Elizabeth Whelan Has Only to Say Saccharin or Bacon Is Harmless, Then Await the Tide of Criticism
Dr. Elizabeth Whelan must be appearing on a lot of enemies lists these days. One TV host introduced her as “pro-air pollution.” The National Nutritional Foods Association, a “health” food trade group, is suing her for $1.3 million for defamation. A New Jersey legislator demanded she be investigated after she concluded that the state’s cancer rate was no higher than other industrialized Eastern states. “A lot of people imagine I’m drinking chemicals out of a beaker all day,” chortles Whelan, 35, an epidemiologist whose doctorate in science is from Harvard’s School of Public Health.
Whelan is now the executive director of the controversial Manhattan-based American Council on Science and Health, which she founded last year to voice “the scientifically balanced truth” on how foods and chemicals affect health. Her critics charge that council studies are just apologias for the food and chemical industries. The council, for example, insists there is no proof that red dyes, nitrites (found in bacon) or saccharin hurt humans; the harm they cause lab animals, she maintains, is caused by excessive dosages. “There is no evidence any food additive currently in use has ever caused any ill health, much less cancer, in Americans,” she asserts.

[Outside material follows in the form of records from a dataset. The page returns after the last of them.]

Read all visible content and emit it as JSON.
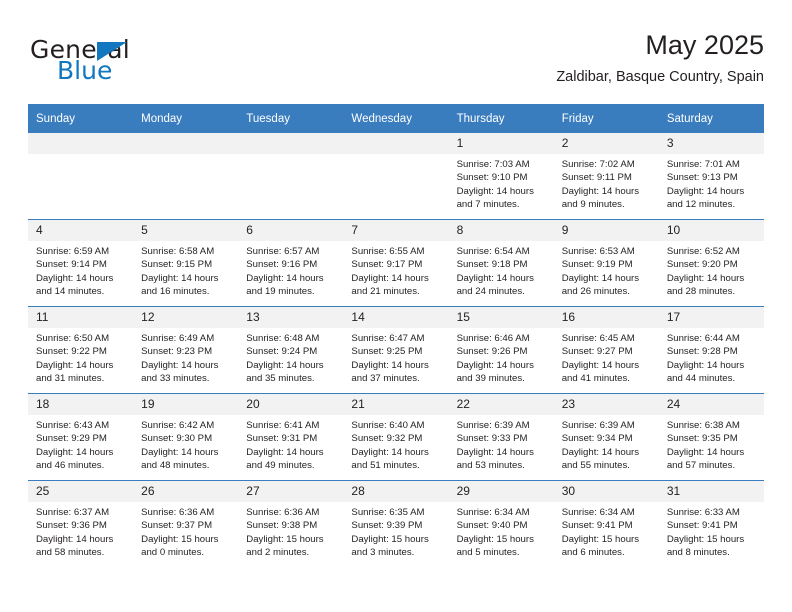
{
  "logo": {
    "word_top": "General",
    "word_bottom": "Blue",
    "triangle_icon": "blue-triangle-icon",
    "accent_color": "#1277bf"
  },
  "header": {
    "title": "May 2025",
    "subtitle": "Zaldibar, Basque Country, Spain"
  },
  "calendar": {
    "header_color": "#3a7dbf",
    "daynum_band_color": "#f2f2f2",
    "weekday_headers": [
      "Sunday",
      "Monday",
      "Tuesday",
      "Wednesday",
      "Thursday",
      "Friday",
      "Saturday"
    ],
    "weeks": [
      [
        {
          "day": "",
          "empty": true,
          "sunrise": "",
          "sunset": "",
          "daylight1": "",
          "daylight2": ""
        },
        {
          "day": "",
          "empty": true,
          "sunrise": "",
          "sunset": "",
          "daylight1": "",
          "daylight2": ""
        },
        {
          "day": "",
          "empty": true,
          "sunrise": "",
          "sunset": "",
          "daylight1": "",
          "daylight2": ""
        },
        {
          "day": "",
          "empty": true,
          "sunrise": "",
          "sunset": "",
          "daylight1": "",
          "daylight2": ""
        },
        {
          "day": "1",
          "sunrise": "Sunrise: 7:03 AM",
          "sunset": "Sunset: 9:10 PM",
          "daylight1": "Daylight: 14 hours",
          "daylight2": "and 7 minutes."
        },
        {
          "day": "2",
          "sunrise": "Sunrise: 7:02 AM",
          "sunset": "Sunset: 9:11 PM",
          "daylight1": "Daylight: 14 hours",
          "daylight2": "and 9 minutes."
        },
        {
          "day": "3",
          "sunrise": "Sunrise: 7:01 AM",
          "sunset": "Sunset: 9:13 PM",
          "daylight1": "Daylight: 14 hours",
          "daylight2": "and 12 minutes."
        }
      ],
      [
        {
          "day": "4",
          "sunrise": "Sunrise: 6:59 AM",
          "sunset": "Sunset: 9:14 PM",
          "daylight1": "Daylight: 14 hours",
          "daylight2": "and 14 minutes."
        },
        {
          "day": "5",
          "sunrise": "Sunrise: 6:58 AM",
          "sunset": "Sunset: 9:15 PM",
          "daylight1": "Daylight: 14 hours",
          "daylight2": "and 16 minutes."
        },
        {
          "day": "6",
          "sunrise": "Sunrise: 6:57 AM",
          "sunset": "Sunset: 9:16 PM",
          "daylight1": "Daylight: 14 hours",
          "daylight2": "and 19 minutes."
        },
        {
          "day": "7",
          "sunrise": "Sunrise: 6:55 AM",
          "sunset": "Sunset: 9:17 PM",
          "daylight1": "Daylight: 14 hours",
          "daylight2": "and 21 minutes."
        },
        {
          "day": "8",
          "sunrise": "Sunrise: 6:54 AM",
          "sunset": "Sunset: 9:18 PM",
          "daylight1": "Daylight: 14 hours",
          "daylight2": "and 24 minutes."
        },
        {
          "day": "9",
          "sunrise": "Sunrise: 6:53 AM",
          "sunset": "Sunset: 9:19 PM",
          "daylight1": "Daylight: 14 hours",
          "daylight2": "and 26 minutes."
        },
        {
          "day": "10",
          "sunrise": "Sunrise: 6:52 AM",
          "sunset": "Sunset: 9:20 PM",
          "daylight1": "Daylight: 14 hours",
          "daylight2": "and 28 minutes."
        }
      ],
      [
        {
          "day": "11",
          "sunrise": "Sunrise: 6:50 AM",
          "sunset": "Sunset: 9:22 PM",
          "daylight1": "Daylight: 14 hours",
          "daylight2": "and 31 minutes."
        },
        {
          "day": "12",
          "sunrise": "Sunrise: 6:49 AM",
          "sunset": "Sunset: 9:23 PM",
          "daylight1": "Daylight: 14 hours",
          "daylight2": "and 33 minutes."
        },
        {
          "day": "13",
          "sunrise": "Sunrise: 6:48 AM",
          "sunset": "Sunset: 9:24 PM",
          "daylight1": "Daylight: 14 hours",
          "daylight2": "and 35 minutes."
        },
        {
          "day": "14",
          "sunrise": "Sunrise: 6:47 AM",
          "sunset": "Sunset: 9:25 PM",
          "daylight1": "Daylight: 14 hours",
          "daylight2": "and 37 minutes."
        },
        {
          "day": "15",
          "sunrise": "Sunrise: 6:46 AM",
          "sunset": "Sunset: 9:26 PM",
          "daylight1": "Daylight: 14 hours",
          "daylight2": "and 39 minutes."
        },
        {
          "day": "16",
          "sunrise": "Sunrise: 6:45 AM",
          "sunset": "Sunset: 9:27 PM",
          "daylight1": "Daylight: 14 hours",
          "daylight2": "and 41 minutes."
        },
        {
          "day": "17",
          "sunrise": "Sunrise: 6:44 AM",
          "sunset": "Sunset: 9:28 PM",
          "daylight1": "Daylight: 14 hours",
          "daylight2": "and 44 minutes."
        }
      ],
      [
        {
          "day": "18",
          "sunrise": "Sunrise: 6:43 AM",
          "sunset": "Sunset: 9:29 PM",
          "daylight1": "Daylight: 14 hours",
          "daylight2": "and 46 minutes."
        },
        {
          "day": "19",
          "sunrise": "Sunrise: 6:42 AM",
          "sunset": "Sunset: 9:30 PM",
          "daylight1": "Daylight: 14 hours",
          "daylight2": "and 48 minutes."
        },
        {
          "day": "20",
          "sunrise": "Sunrise: 6:41 AM",
          "sunset": "Sunset: 9:31 PM",
          "daylight1": "Daylight: 14 hours",
          "daylight2": "and 49 minutes."
        },
        {
          "day": "21",
          "sunrise": "Sunrise: 6:40 AM",
          "sunset": "Sunset: 9:32 PM",
          "daylight1": "Daylight: 14 hours",
          "daylight2": "and 51 minutes."
        },
        {
          "day": "22",
          "sunrise": "Sunrise: 6:39 AM",
          "sunset": "Sunset: 9:33 PM",
          "daylight1": "Daylight: 14 hours",
          "daylight2": "and 53 minutes."
        },
        {
          "day": "23",
          "sunrise": "Sunrise: 6:39 AM",
          "sunset": "Sunset: 9:34 PM",
          "daylight1": "Daylight: 14 hours",
          "daylight2": "and 55 minutes."
        },
        {
          "day": "24",
          "sunrise": "Sunrise: 6:38 AM",
          "sunset": "Sunset: 9:35 PM",
          "daylight1": "Daylight: 14 hours",
          "daylight2": "and 57 minutes."
        }
      ],
      [
        {
          "day": "25",
          "sunrise": "Sunrise: 6:37 AM",
          "sunset": "Sunset: 9:36 PM",
          "daylight1": "Daylight: 14 hours",
          "daylight2": "and 58 minutes."
        },
        {
          "day": "26",
          "sunrise": "Sunrise: 6:36 AM",
          "sunset": "Sunset: 9:37 PM",
          "daylight1": "Daylight: 15 hours",
          "daylight2": "and 0 minutes."
        },
        {
          "day": "27",
          "sunrise": "Sunrise: 6:36 AM",
          "sunset": "Sunset: 9:38 PM",
          "daylight1": "Daylight: 15 hours",
          "daylight2": "and 2 minutes."
        },
        {
          "day": "28",
          "sunrise": "Sunrise: 6:35 AM",
          "sunset": "Sunset: 9:39 PM",
          "daylight1": "Daylight: 15 hours",
          "daylight2": "and 3 minutes."
        },
        {
          "day": "29",
          "sunrise": "Sunrise: 6:34 AM",
          "sunset": "Sunset: 9:40 PM",
          "daylight1": "Daylight: 15 hours",
          "daylight2": "and 5 minutes."
        },
        {
          "day": "30",
          "sunrise": "Sunrise: 6:34 AM",
          "sunset": "Sunset: 9:41 PM",
          "daylight1": "Daylight: 15 hours",
          "daylight2": "and 6 minutes."
        },
        {
          "day": "31",
          "sunrise": "Sunrise: 6:33 AM",
          "sunset": "Sunset: 9:41 PM",
          "daylight1": "Daylight: 15 hours",
          "daylight2": "and 8 minutes."
        }
      ]
    ]
  }
}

Dr. Sidney Wolfe, director of Ralph Nader’s Health Research Group, is outraged by, among other things, Whelan’s claims on saccharin: “No responsible scientist has said that it is safe. It is clearly a carcinogen.” Adds Wayne L. Pines, information director of the Food and Drug Administration: “Whelan just makes blanket endorsements of food additives. Her organization is a sham, an industry front.”

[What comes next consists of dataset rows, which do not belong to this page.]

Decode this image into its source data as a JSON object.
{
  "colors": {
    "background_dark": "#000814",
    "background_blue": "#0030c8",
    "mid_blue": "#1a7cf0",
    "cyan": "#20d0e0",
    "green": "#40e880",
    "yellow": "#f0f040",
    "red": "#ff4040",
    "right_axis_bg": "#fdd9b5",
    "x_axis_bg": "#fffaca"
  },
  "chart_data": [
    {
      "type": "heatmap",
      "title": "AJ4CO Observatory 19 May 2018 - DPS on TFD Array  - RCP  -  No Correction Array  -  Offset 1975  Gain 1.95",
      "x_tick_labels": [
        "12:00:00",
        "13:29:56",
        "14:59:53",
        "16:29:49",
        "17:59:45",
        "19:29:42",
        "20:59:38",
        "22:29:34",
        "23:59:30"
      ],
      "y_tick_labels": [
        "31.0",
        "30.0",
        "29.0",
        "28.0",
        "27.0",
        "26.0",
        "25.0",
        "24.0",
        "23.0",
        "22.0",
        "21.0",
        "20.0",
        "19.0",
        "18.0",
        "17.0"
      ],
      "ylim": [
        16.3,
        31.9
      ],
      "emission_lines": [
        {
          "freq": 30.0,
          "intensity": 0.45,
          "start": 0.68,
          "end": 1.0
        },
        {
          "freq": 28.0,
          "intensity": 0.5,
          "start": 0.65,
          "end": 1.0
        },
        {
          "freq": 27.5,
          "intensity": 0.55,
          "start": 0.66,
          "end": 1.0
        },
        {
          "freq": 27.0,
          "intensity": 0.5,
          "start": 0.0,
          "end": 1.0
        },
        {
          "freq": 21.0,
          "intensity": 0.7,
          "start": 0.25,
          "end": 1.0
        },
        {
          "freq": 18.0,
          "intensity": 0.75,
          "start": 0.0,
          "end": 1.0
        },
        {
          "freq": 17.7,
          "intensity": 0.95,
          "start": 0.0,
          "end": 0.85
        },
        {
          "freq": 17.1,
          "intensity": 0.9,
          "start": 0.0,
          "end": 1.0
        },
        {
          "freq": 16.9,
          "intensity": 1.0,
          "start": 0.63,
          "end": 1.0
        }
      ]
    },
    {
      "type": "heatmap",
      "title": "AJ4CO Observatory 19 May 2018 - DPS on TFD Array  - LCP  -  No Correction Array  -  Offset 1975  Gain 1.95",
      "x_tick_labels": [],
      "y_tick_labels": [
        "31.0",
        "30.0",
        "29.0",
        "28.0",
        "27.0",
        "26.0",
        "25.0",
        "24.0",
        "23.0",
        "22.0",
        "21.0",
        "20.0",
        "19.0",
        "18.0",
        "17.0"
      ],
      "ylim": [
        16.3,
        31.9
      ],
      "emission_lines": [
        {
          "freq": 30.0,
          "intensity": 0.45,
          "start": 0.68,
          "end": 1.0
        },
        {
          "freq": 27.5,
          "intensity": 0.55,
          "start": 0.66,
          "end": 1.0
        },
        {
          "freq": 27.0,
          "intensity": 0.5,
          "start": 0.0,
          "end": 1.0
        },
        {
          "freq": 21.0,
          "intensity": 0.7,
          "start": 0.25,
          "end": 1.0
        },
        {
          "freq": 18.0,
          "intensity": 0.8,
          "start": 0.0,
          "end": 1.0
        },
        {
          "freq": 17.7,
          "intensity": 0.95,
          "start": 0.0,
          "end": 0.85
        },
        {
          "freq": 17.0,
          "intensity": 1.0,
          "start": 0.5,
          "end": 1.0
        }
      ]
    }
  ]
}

Whelan got into the field in the early ’70s when cyclamates were banned by the FDA. “I was at Harvard and heard about rats being fed cyclamates. All of a sudden my diet sodas were gone. I saw a misuse of scientific data and got enraged,” she says. Following graduation in 1971, she co-wrote a book, Panic in the Pantry, which charged there was a “back-to-nature mania perpetrated by opportunists intent on taking advantage of very gullible consumers.” She says now, “A major hoax was being perpetrated. Things were banned at the drop of a rat.”
After the book appeared in 1975, Whelan was billed by the press as a counterforce to natural-food advocates, so she decided to formalize her role. She assembled a board of scientists—a critic asserts it reads like “a who’s who of defenders of industry”—and after two years got a $100,000 grant from Pittsburgh’s Sarah Scaife Foundation. Whelan says she’s meeting her $250,000 annual budget without food and chemical industry subsidy.

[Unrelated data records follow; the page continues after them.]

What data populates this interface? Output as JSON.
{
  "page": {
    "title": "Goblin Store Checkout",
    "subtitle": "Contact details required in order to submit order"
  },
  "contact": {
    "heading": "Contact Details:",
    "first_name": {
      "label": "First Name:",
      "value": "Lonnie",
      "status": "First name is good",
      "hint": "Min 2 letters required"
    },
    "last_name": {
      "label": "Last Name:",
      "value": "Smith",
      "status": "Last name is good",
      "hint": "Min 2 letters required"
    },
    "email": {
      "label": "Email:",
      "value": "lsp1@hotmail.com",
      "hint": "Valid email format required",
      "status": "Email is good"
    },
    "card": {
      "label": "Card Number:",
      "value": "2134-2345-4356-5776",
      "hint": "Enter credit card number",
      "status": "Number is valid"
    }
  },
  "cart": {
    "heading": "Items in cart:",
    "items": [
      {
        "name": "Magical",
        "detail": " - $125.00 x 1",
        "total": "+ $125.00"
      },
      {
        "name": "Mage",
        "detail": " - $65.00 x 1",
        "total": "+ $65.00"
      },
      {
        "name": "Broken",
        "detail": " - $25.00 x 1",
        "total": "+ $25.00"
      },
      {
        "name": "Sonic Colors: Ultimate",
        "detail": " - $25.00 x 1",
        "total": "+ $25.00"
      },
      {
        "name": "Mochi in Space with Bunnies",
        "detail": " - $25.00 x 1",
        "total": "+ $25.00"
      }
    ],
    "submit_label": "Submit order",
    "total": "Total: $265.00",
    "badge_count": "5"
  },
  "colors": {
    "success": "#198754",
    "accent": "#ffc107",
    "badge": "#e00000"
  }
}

Whelan is not automatically pro-business. She indicts cigarette smoking as a cancer cause and criticizes irresponsible dumping of chemicals. “But,” she says, “the concept of safety has gone berserk. We’re out to say we can have good health and the benefits of technology.”
She was raised in Larchmont, N.Y., the daughter of an attorney (now on her council board). After graduating from Connecticut College, Beth went on to Yale for her master’s and met her husband Steve, a Wall Street lawyer, while at Harvard.
The mother of a daughter, Christine, 2, Whelan starts her day preparing the family breakfast at 6:30 a.m. and has swum half a mile at the local Y before arriving at her office at 8 a.m. She hosts a syndicated radio health show, is a research associate at Harvard, writes on health, pregnancy and diet for a number of women’s magazines and has written seven books and co-authored another four. Even when she travels (which is often), she and Steve exchange memos about household details during the week.
The Whelans ban nothing from their diet, though Beth limits her “fun” food to two glasses of rosé a day, since she fights a constant weight battle. She once bought some wheat germ but, upon discovering each tablespoon contains 36 calories, left it to bloom in her refrigerator.